Goal of the exercise >>
Take every line from the listing below that contains "topic".

Data provided >>
————

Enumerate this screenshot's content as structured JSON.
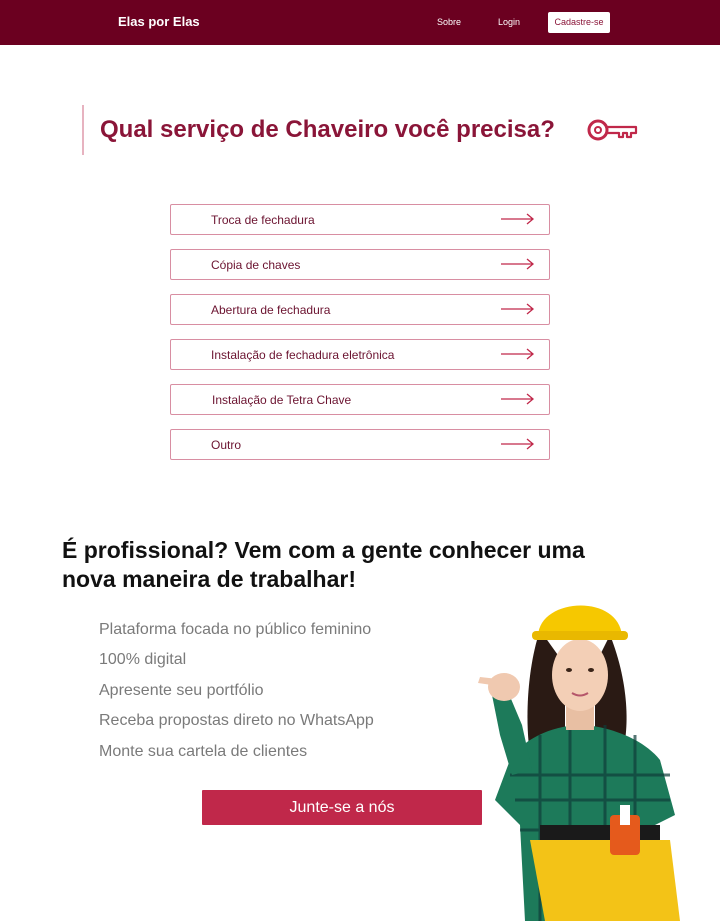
{
  "header": {
    "brand": "Elas por Elas",
    "nav": {
      "about": "Sobre",
      "login": "Login",
      "signup": "Cadastre-se"
    }
  },
  "services": {
    "title": "Qual serviço de Chaveiro você precisa?",
    "items": [
      "Troca de fechadura",
      "Cópia de chaves",
      "Abertura de fechadura",
      "Instalação de fechadura eletrônica",
      "Instalação de Tetra Chave",
      "Outro"
    ]
  },
  "professional": {
    "title_line1": "É profissional? Vem com a gente conhecer uma",
    "title_line2": "nova maneira de trabalhar!",
    "benefits": [
      "Plataforma focada no público feminino",
      "100% digital",
      "Apresente seu portfólio",
      "Receba propostas direto no WhatsApp",
      "Monte sua cartela de clientes"
    ],
    "cta": "Junte-se a nós"
  },
  "colors": {
    "header_bg": "#6b0020",
    "accent": "#8a1538",
    "cta_bg": "#c0284a",
    "border": "#d88ea2"
  },
  "icons": {
    "title_icon": "key-icon",
    "service_icon": "arrow-right-icon"
  }
}
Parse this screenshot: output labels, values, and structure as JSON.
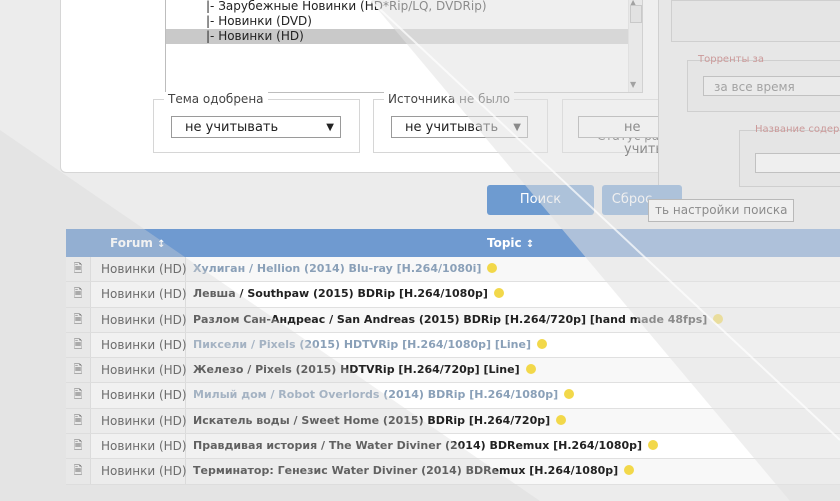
{
  "category_list": {
    "items": [
      {
        "label": "|- Зарубежные Новинки (HD*Rip/LQ, DVDRip)",
        "selected": false
      },
      {
        "label": "|- Новинки (DVD)",
        "selected": false
      },
      {
        "label": "|- Новинки (HD)",
        "selected": true
      }
    ]
  },
  "filters": {
    "approved": {
      "legend": "Тема одобрена",
      "value": "не учитывать"
    },
    "no_source": {
      "legend": "Источника не было",
      "value": "не учитывать"
    },
    "status": {
      "legend": "Статус раздачи",
      "value": "не учитывать"
    }
  },
  "right_panel": {
    "torrents_legend": "Торренты за",
    "torrents_value": "за все время",
    "name_legend": "Название содержит"
  },
  "buttons": {
    "search": "Поиск",
    "reset": "Сброс"
  },
  "tooltip": "ть настройки поиска",
  "table": {
    "headers": {
      "forum": "Forum",
      "topic": "Topic",
      "sort_icon": "↕"
    },
    "rows": [
      {
        "forum": "Новинки (HD)",
        "topic": "Хулиган / Hellion (2014) Blu-ray [H.264/1080i]"
      },
      {
        "forum": "Новинки (HD)",
        "topic": "Левша / Southpaw (2015) BDRip [H.264/1080p]"
      },
      {
        "forum": "Новинки (HD)",
        "topic": "Разлом Сан-Андреас / San Andreas (2015) BDRip [H.264/720p] [hand made 48fps]"
      },
      {
        "forum": "Новинки (HD)",
        "topic": "Пиксели / Pixels (2015) HDTVRip [H.264/1080p] [Line]"
      },
      {
        "forum": "Новинки (HD)",
        "topic": "Железо / Pixels (2015) HDTVRip [H.264/720p] [Line]"
      },
      {
        "forum": "Новинки (HD)",
        "topic": "Милый дом / Robot Overlords (2014) BDRip [H.264/1080p]"
      },
      {
        "forum": "Новинки (HD)",
        "topic": "Искатель воды / Sweet Home (2015) BDRip [H.264/720p]"
      },
      {
        "forum": "Новинки (HD)",
        "topic": "Правдивая история / The Water Diviner (2014) BDRemux [H.264/1080p]"
      },
      {
        "forum": "Новинки (HD)",
        "topic": "Терминатор: Генезис Water Diviner (2014) BDRemux [H.264/1080p]"
      }
    ]
  }
}
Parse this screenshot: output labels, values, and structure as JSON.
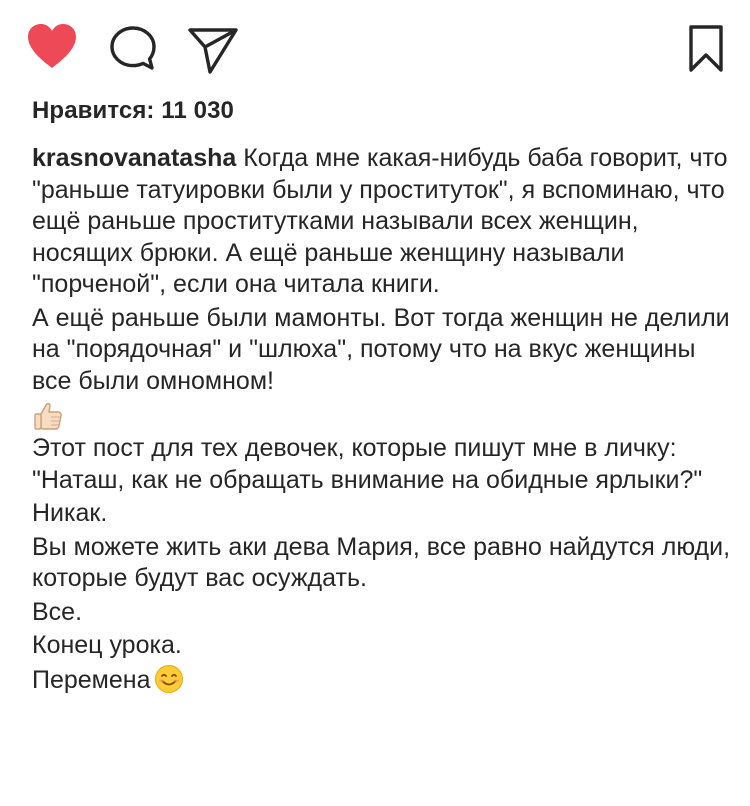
{
  "actions": {
    "like_icon": "heart-filled-icon",
    "comment_icon": "comment-bubble-icon",
    "share_icon": "paper-plane-icon",
    "save_icon": "bookmark-icon",
    "like_color": "#ed4956"
  },
  "likes": {
    "text": "Нравится: 11 030"
  },
  "caption": {
    "username": "krasnovanatasha",
    "p1": "Когда мне какая-нибудь баба говорит, что \"раньше татуировки были у проституток\", я вспоминаю, что ещё раньше проститутками называли всех женщин, носящих брюки. А ещё раньше женщину называли \"порченой\", если она читала книги.",
    "p2": "А ещё раньше были мамонты. Вот тогда женщин не делили на \"порядочная\" и \"шлюха\", потому что на вкус женщины все были омномном!",
    "thumb_icon": "thumbs-up-emoji-icon",
    "p3": "Этот пост для тех девочек, которые пишут мне в личку: \"Наташ, как не обращать внимание на обидные ярлыки?\"",
    "p4": "Никак.",
    "p5": "Вы можете жить аки дева Мария, все равно найдутся люди, которые будут вас осуждать.",
    "p6": "Все.",
    "p7": "Конец урока.",
    "p8": "Перемена",
    "smile_icon": "smiling-face-emoji-icon"
  }
}
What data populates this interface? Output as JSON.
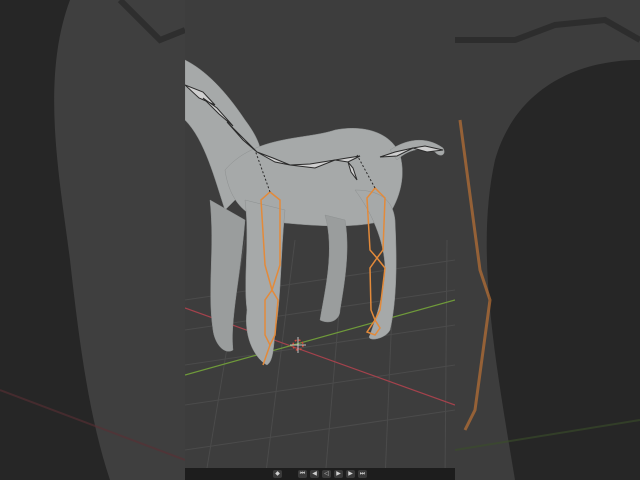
{
  "viewport": {
    "background": "#3d3d3d",
    "grid_color": "#4a4a4a",
    "x_axis_color": "#a4424c",
    "y_axis_color": "#6f9a3a"
  },
  "armature": {
    "selected_bone_color": "#e38a3a",
    "unselected_bone_color": "#2b2b2b"
  },
  "timeline": {
    "buttons": [
      {
        "icon": "keyframe-icon",
        "glyph": "◆"
      },
      {
        "icon": "jump-start-icon",
        "glyph": "⏮"
      },
      {
        "icon": "prev-keyframe-icon",
        "glyph": "◀"
      },
      {
        "icon": "play-reverse-icon",
        "glyph": "◁"
      },
      {
        "icon": "play-icon",
        "glyph": "▶"
      },
      {
        "icon": "next-keyframe-icon",
        "glyph": "▶"
      },
      {
        "icon": "jump-end-icon",
        "glyph": "⏭"
      }
    ]
  }
}
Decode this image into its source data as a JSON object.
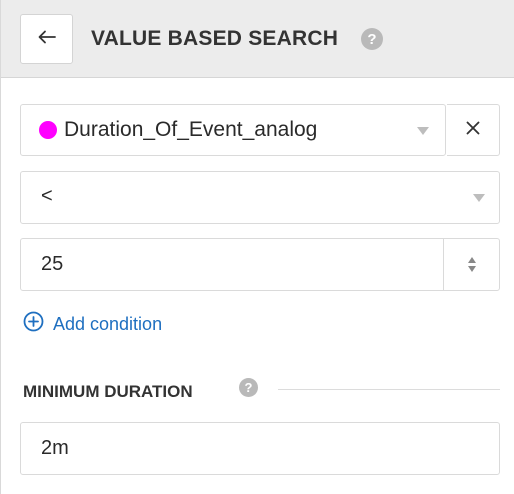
{
  "header": {
    "title": "VALUE BASED SEARCH",
    "back_icon": "arrow-left-icon",
    "help_icon": "question-circle-icon",
    "help_glyph": "?"
  },
  "condition": {
    "variable": {
      "name": "Duration_Of_Event_analog",
      "color": "#ff00ff"
    },
    "operator": "<",
    "value": "25"
  },
  "add_condition": {
    "label": "Add condition",
    "icon": "plus-circle-icon"
  },
  "minimum_duration": {
    "label": "MINIMUM DURATION",
    "help_glyph": "?",
    "value": "2m"
  },
  "colors": {
    "accent": "#1e6fc0",
    "header_bg": "#ececec"
  }
}
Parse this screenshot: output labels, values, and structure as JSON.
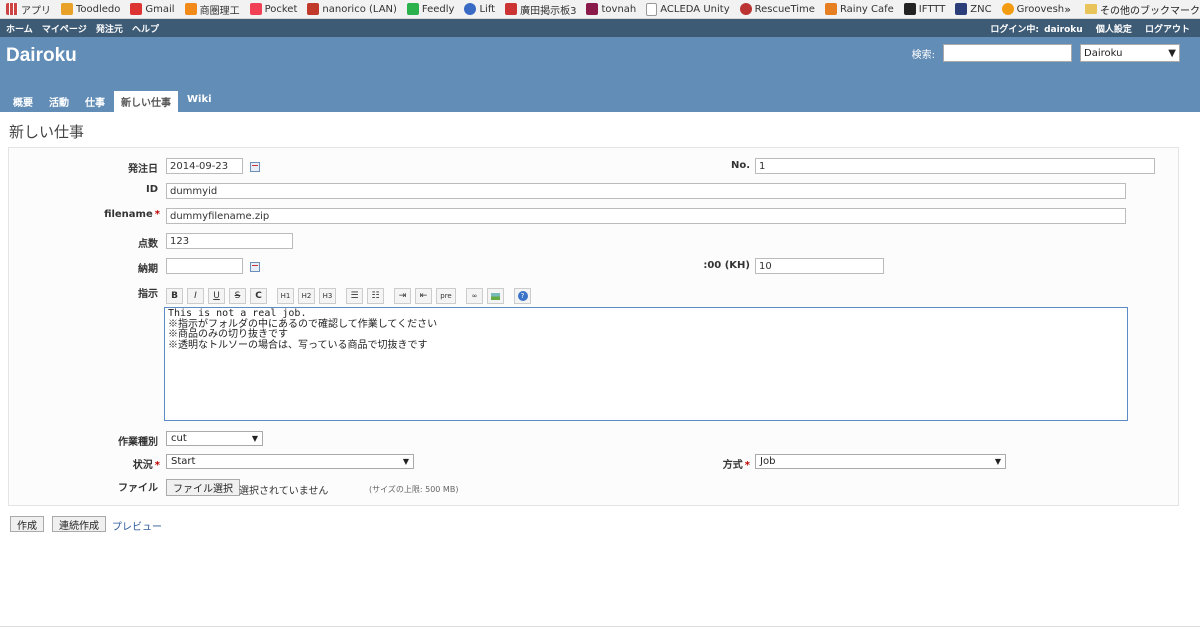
{
  "bookmarks": {
    "items": [
      {
        "label": "アプリ",
        "color": "#c44"
      },
      {
        "label": "Toodledo",
        "color": "#e8a22a"
      },
      {
        "label": "Gmail",
        "color": "#d33"
      },
      {
        "label": "商圏理工",
        "color": "#f28a1a"
      },
      {
        "label": "Pocket",
        "color": "#ef4056"
      },
      {
        "label": "nanorico (LAN)",
        "color": "#c0392b"
      },
      {
        "label": "Feedly",
        "color": "#2bb24c"
      },
      {
        "label": "Lift",
        "color": "#3a6bc4"
      },
      {
        "label": "廣田掲示板3",
        "color": "#c33"
      },
      {
        "label": "tovnah",
        "color": "#8a1a4a"
      },
      {
        "label": "ACLEDA Unity",
        "color": "#bbb"
      },
      {
        "label": "RescueTime",
        "color": "#b33"
      },
      {
        "label": "Rainy Cafe",
        "color": "#e67e22"
      },
      {
        "label": "IFTTT",
        "color": "#222"
      },
      {
        "label": "ZNC",
        "color": "#2c3e7a"
      },
      {
        "label": "Grooveshark",
        "color": "#f39c12"
      }
    ],
    "more": "»",
    "other": "その他のブックマーク"
  },
  "top_menu": {
    "left": [
      "ホーム",
      "マイページ",
      "発注元",
      "ヘルプ"
    ],
    "logged_in_label": "ログイン中:",
    "user": "dairoku",
    "settings": "個人設定",
    "logout": "ログアウト"
  },
  "header": {
    "project": "Dairoku",
    "search_label": "検索:",
    "search_value": "",
    "project_select": "Dairoku",
    "tabs": [
      {
        "label": "概要",
        "active": false
      },
      {
        "label": "活動",
        "active": false
      },
      {
        "label": "仕事",
        "active": false
      },
      {
        "label": "新しい仕事",
        "active": true
      },
      {
        "label": "Wiki",
        "active": false
      }
    ]
  },
  "page_title": "新しい仕事",
  "form": {
    "order_date": {
      "label": "発注日",
      "value": "2014-09-23"
    },
    "no": {
      "label": "No.",
      "value": "1"
    },
    "id": {
      "label": "ID",
      "value": "dummyid"
    },
    "filename": {
      "label": "filename",
      "value": "dummyfilename.zip",
      "required": "*"
    },
    "points": {
      "label": "点数",
      "value": "123"
    },
    "deadline": {
      "label": "納期",
      "value": ""
    },
    "hours": {
      "label": ":00 (KH)",
      "value": "10"
    },
    "instructions": {
      "label": "指示",
      "lines": [
        "This is not a real job.",
        "※指示がフォルダの中にあるので確認して作業してください",
        "※商品のみの切り抜きです",
        "※透明なトルソーの場合は、写っている商品で切抜きです"
      ]
    },
    "toolbar": [
      "B",
      "I",
      "U",
      "S",
      "C",
      "H1",
      "H2",
      "H3",
      "ul",
      "ol",
      "indent",
      "outdent",
      "pre",
      "link",
      "image",
      "help"
    ],
    "work_type": {
      "label": "作業種別",
      "value": "cut"
    },
    "status": {
      "label": "状況",
      "value": "Start",
      "required": "*"
    },
    "method": {
      "label": "方式",
      "value": "Job",
      "required": "*"
    },
    "file": {
      "label": "ファイル",
      "button": "ファイル選択",
      "none": "選択されていません",
      "limit": "(サイズの上限: 500 MB)"
    }
  },
  "actions": {
    "create": "作成",
    "create_continue": "連続作成",
    "preview": "プレビュー"
  }
}
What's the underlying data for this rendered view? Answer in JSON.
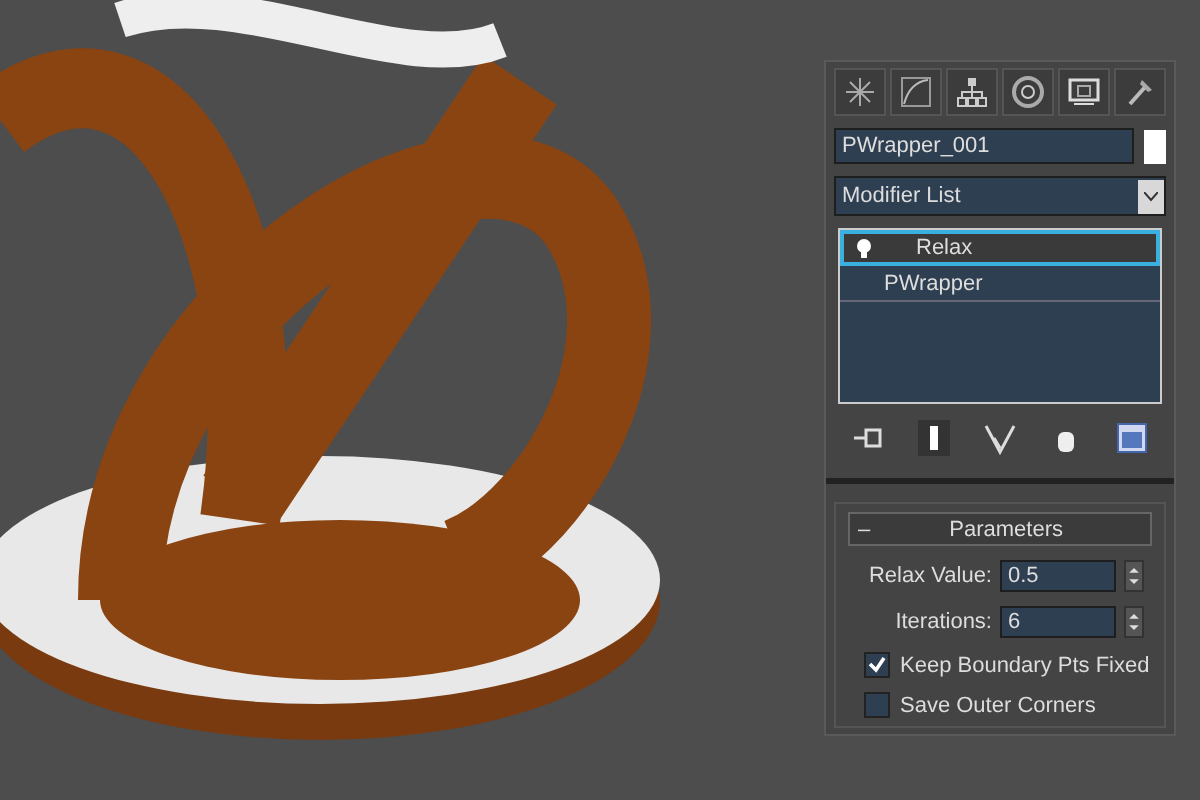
{
  "object_name": "PWrapper_001",
  "modifier_list": "Modifier List",
  "stack": [
    {
      "label": "Relax",
      "selected": true
    },
    {
      "label": "PWrapper",
      "selected": false
    }
  ],
  "rollout": {
    "toggle": "–",
    "title": "Parameters",
    "fields": [
      {
        "label": "Relax Value:",
        "value": "0.5"
      },
      {
        "label": "Iterations:",
        "value": "6"
      }
    ],
    "checkboxes": [
      {
        "label": "Keep Boundary Pts Fixed",
        "checked": true
      },
      {
        "label": "Save Outer Corners",
        "checked": false
      }
    ]
  }
}
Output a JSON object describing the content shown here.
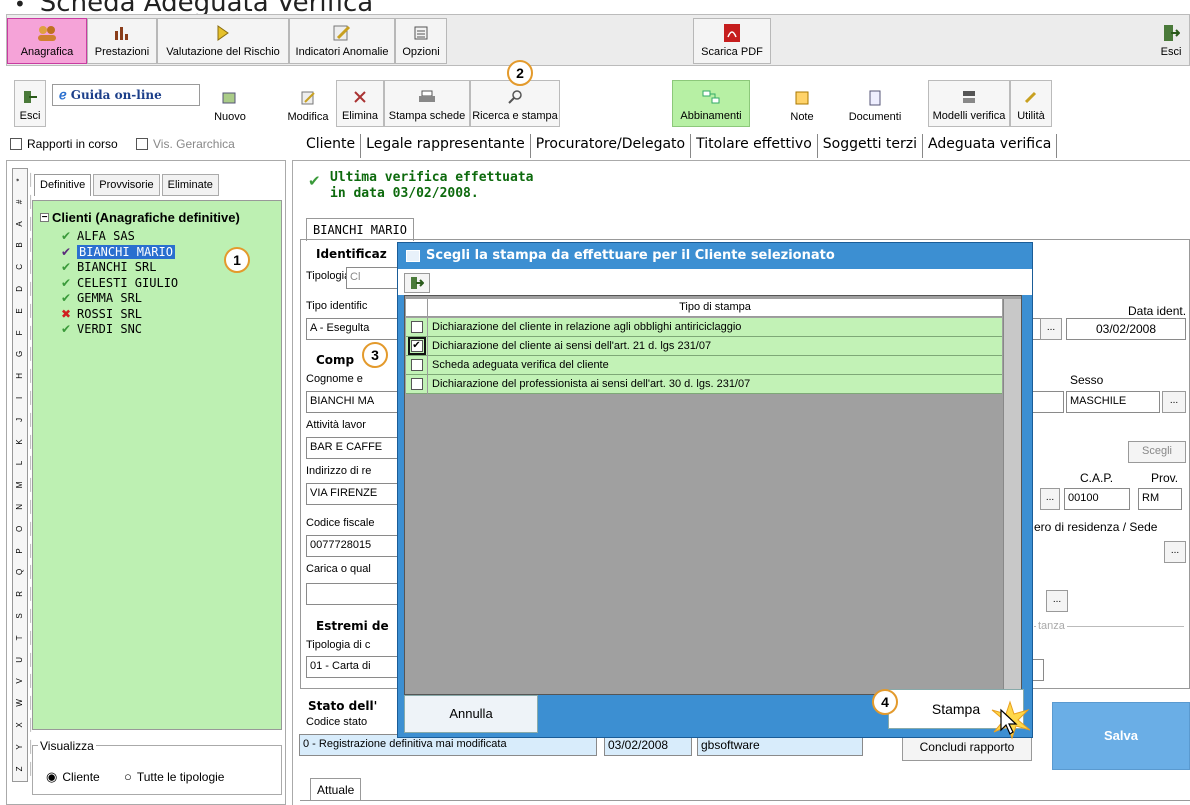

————

Completed exercise >>
      "topic": "Topic",
        "topic": "Хулиган / Hellion (2014) Blu-ray [H.264/1080i]"
        "topic": "Левша / Southpaw (2015) BDRip [H.264/1080p]"
        "topic": "Разлом Сан-Андреас / San Andreas (2015) BDRip [H.264/720p] [hand made 48fps]"
        "topic": "Пиксели / Pixels (2015) HDTVRip [H.264/1080p] [Line]"
        "topic": "Железо / Pixels (2015) HDTVRip [H.264/720p] [Line]"
        "topic": "Милый дом / Robot Overlords (2014) BDRip [H.264/1080p]"
        "topic": "Искатель воды / Sweet Home (2015) BDRip [H.264/720p]"
        "topic": "Правдивая история / The Water Diviner (2014) BDRemux [H.264/1080p]"
        "topic": "Терминатор: Генезис Water Diviner (2014) BDRemux [H.264/1080p]"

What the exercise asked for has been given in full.